GROWING box congestion at China’s Yantian Port, which halted some operations after positive Covid-19 tests, has shown how local disruptions are having global ramifications, so tight is the present squeeze on shipping capacity.

The snarl-up has crippled growth in throughput at major Chinese ports and there are warnings its effects will be felt around the world, with cargo delays comparable to the more dramatic Suez Canal blockage.

Equipment shortages mean shippers should expect more blanked sailings.

Meanwhile, China’s infrastructure expansion drive continues undimmed, with Cosco Shipping’s port arm pitching for a stake in a Hamburg container terminal. Editor Richard Meade says the move is down to pragmatism, not politics.

Green tie-ups: It’s another big week in companies partnering for green R&D projects: Trafigura and Yara, to develop ammonia as fuel; Japan’s Namura Shipbuilding and NS United Kaiun Kaisha, for a wind-assisted capesize bulker; Shipbroker McQuilling and emissions trader Vertis, on carbon offsets for shipping, to list a few.

Death and soon, taxes: The US-backed push for a global corporation tax could force larger shipping companies to pay the same tax as other industries for the first time ever, experts have warned.

Nautilus International chief Mark Dickinson reckons such a deal would “help end the 70-year-plus nightmare that is the corrosive flags of convenience system”.

The Lloyd’s List View: Pleading for exemptions from world leaders is unlikely to work.

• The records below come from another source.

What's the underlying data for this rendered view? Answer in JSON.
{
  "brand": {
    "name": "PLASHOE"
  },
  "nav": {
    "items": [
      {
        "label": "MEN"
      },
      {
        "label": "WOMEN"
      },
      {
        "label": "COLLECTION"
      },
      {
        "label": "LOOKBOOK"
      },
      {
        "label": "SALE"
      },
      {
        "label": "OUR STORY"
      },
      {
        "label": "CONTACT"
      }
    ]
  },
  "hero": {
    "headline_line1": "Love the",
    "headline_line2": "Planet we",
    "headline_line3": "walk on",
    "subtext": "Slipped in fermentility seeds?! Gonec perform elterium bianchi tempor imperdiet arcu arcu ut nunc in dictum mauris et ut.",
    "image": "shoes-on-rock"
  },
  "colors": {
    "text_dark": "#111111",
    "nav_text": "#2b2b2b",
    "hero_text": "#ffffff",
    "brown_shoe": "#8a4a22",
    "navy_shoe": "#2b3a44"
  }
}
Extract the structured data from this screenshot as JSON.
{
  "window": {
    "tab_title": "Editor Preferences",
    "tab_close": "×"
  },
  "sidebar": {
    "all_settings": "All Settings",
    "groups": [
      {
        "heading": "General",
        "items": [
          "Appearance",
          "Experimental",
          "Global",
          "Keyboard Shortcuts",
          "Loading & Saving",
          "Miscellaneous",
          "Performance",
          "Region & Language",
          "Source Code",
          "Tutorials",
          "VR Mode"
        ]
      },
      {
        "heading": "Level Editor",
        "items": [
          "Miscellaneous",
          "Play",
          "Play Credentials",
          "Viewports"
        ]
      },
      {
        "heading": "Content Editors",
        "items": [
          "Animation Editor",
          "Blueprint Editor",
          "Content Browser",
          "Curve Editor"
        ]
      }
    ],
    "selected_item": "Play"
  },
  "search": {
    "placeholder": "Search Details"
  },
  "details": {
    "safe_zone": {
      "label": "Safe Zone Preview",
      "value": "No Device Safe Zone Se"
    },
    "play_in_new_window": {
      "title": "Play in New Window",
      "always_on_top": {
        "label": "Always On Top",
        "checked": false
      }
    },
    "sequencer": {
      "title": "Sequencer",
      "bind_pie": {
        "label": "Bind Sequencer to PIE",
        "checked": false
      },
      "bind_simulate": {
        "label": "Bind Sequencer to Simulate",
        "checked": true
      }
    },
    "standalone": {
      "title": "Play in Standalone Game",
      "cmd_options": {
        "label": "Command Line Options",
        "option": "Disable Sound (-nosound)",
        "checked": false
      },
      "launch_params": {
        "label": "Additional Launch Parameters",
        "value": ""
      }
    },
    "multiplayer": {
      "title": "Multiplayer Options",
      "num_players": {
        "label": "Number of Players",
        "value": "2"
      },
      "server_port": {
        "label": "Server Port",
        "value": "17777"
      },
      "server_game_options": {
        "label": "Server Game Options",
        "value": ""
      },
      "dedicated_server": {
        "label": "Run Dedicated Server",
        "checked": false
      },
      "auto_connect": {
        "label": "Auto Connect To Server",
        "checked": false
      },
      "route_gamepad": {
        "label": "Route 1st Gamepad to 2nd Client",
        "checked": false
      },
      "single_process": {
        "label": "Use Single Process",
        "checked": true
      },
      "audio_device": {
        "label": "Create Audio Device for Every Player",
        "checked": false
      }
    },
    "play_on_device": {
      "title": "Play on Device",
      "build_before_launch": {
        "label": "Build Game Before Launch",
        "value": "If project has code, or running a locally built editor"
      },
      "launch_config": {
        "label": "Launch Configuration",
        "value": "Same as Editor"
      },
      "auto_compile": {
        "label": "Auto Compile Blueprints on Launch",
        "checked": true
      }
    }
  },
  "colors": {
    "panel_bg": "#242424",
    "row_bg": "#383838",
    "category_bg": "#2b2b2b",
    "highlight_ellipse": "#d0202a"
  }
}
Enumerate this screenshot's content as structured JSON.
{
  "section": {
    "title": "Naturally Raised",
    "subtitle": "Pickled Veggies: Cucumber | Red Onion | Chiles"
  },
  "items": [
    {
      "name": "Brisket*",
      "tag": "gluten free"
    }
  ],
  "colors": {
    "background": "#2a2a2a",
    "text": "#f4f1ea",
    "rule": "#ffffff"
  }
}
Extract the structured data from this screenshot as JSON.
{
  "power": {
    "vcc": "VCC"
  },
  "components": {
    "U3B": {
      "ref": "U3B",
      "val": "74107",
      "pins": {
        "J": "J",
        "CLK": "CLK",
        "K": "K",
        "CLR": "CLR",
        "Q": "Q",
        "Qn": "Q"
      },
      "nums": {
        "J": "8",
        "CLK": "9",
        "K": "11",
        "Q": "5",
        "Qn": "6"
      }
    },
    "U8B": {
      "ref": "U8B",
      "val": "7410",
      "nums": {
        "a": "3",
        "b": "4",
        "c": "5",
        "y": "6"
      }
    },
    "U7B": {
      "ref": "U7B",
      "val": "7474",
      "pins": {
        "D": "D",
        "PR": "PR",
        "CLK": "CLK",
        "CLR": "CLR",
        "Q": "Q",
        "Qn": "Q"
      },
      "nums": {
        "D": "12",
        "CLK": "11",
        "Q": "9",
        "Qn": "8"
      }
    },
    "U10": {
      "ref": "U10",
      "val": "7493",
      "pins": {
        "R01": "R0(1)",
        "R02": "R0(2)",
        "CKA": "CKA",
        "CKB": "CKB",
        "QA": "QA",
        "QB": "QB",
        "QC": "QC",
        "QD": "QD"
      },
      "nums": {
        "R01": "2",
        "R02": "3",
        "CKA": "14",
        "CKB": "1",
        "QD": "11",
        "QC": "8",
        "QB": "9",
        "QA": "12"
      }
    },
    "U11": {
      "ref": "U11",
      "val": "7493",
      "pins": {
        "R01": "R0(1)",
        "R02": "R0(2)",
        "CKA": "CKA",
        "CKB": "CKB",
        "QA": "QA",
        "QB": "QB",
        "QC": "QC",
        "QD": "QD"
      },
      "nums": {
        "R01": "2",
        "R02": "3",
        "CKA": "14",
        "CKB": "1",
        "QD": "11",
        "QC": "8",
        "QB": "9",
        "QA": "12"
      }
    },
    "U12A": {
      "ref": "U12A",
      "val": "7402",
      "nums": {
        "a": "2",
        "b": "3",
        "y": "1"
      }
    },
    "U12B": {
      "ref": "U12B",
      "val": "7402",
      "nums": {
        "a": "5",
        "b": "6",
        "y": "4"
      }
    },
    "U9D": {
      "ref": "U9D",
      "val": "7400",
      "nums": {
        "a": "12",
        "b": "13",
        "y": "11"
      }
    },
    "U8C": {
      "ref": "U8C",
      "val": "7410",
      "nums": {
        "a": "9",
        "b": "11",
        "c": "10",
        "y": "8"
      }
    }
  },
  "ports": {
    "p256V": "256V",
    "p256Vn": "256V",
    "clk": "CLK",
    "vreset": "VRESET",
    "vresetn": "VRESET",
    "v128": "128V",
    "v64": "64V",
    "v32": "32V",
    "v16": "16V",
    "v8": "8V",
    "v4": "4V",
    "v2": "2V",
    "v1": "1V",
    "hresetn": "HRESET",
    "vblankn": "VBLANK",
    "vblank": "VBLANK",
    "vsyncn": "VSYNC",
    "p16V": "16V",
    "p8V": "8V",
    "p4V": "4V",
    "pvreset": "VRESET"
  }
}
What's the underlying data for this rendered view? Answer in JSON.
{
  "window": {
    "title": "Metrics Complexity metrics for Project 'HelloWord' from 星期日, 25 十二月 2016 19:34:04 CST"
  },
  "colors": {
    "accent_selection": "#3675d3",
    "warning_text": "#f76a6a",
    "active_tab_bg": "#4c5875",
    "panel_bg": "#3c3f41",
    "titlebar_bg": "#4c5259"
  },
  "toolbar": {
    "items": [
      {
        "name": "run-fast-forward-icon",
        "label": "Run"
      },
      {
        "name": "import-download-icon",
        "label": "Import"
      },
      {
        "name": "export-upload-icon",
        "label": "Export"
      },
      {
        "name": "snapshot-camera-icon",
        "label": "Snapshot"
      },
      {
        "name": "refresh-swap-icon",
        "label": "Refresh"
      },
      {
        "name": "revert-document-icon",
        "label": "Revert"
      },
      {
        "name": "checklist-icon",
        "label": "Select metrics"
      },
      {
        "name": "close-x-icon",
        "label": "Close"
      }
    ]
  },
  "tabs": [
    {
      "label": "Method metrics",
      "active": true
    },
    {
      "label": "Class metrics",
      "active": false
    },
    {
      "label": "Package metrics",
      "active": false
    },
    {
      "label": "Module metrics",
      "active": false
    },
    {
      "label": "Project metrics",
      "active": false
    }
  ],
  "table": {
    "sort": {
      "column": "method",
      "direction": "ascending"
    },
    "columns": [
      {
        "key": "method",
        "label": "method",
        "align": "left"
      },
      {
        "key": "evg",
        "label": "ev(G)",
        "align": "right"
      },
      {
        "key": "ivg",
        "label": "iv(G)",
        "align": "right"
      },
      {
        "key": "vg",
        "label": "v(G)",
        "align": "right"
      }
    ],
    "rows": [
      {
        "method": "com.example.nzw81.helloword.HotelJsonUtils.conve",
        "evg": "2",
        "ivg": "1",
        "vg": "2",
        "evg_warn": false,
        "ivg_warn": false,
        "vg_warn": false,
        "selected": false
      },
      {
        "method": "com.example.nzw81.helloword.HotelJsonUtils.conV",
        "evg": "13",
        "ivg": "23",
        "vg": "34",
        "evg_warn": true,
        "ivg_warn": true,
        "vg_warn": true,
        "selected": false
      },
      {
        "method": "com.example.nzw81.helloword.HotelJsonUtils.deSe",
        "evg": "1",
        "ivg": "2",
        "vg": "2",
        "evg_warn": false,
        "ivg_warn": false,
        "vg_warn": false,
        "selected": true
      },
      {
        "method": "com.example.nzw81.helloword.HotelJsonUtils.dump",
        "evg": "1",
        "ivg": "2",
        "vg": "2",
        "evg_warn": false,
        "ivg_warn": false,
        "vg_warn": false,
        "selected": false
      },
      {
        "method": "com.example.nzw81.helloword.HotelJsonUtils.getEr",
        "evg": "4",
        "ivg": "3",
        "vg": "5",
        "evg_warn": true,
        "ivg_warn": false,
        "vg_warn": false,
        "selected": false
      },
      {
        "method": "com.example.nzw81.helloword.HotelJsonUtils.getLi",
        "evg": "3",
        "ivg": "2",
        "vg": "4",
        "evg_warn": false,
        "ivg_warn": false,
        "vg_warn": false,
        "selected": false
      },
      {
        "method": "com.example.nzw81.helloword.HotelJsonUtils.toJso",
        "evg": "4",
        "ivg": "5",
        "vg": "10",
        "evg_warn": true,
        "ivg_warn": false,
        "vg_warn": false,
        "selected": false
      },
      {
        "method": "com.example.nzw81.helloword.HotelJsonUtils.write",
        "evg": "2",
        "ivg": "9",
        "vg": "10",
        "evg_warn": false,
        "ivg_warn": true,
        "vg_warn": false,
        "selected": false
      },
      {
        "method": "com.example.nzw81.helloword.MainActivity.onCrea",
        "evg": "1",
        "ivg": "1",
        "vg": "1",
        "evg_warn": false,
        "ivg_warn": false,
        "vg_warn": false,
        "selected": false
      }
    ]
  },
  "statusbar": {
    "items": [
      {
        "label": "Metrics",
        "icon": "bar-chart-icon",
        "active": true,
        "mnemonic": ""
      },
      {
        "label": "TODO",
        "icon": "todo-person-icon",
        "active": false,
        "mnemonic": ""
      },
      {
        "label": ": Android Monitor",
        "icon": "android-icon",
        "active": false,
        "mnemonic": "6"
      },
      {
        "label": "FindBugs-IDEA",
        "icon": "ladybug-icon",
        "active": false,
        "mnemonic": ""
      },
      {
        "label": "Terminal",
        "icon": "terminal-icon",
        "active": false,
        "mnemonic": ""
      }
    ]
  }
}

It’s time for shipping to scrap secretive accounting practices that contribute to its shady reputation.

Listen Out: On the podcast, sustainability editor Anastassios Adamopoulos on what to expect from the IMO’s Marine Environment Protection Committee meeting, which kicks off from today.

We’ll have daily coverage of MEPC 76 through the coming week. See also: the UK’s COP26 climate head calling for more zero-emissions pledges ahead of the big UN summit.

Don’t miss: Michelle Wiese Bockmann’s scrapping investigation finds end-of-life flag registries are used for one in six ships – but little evidence European owners are using them to bypass tougher recycling laws.

Related Content





Ask The Analyst

Please Note: You can also Click below Link for Ask the Analyst
Ask The Analyst

Your question has been successfully sent to the email address below and we will get back as soon as possible. my@email.address.

All fields are required.

Please make sure all fields are completed.

Please make sure you have filled out all fields

Please make sure you have filled out all fields

Please enter a valid e-mail address

Please enter a valid Phone Number

Ask your question to our analysts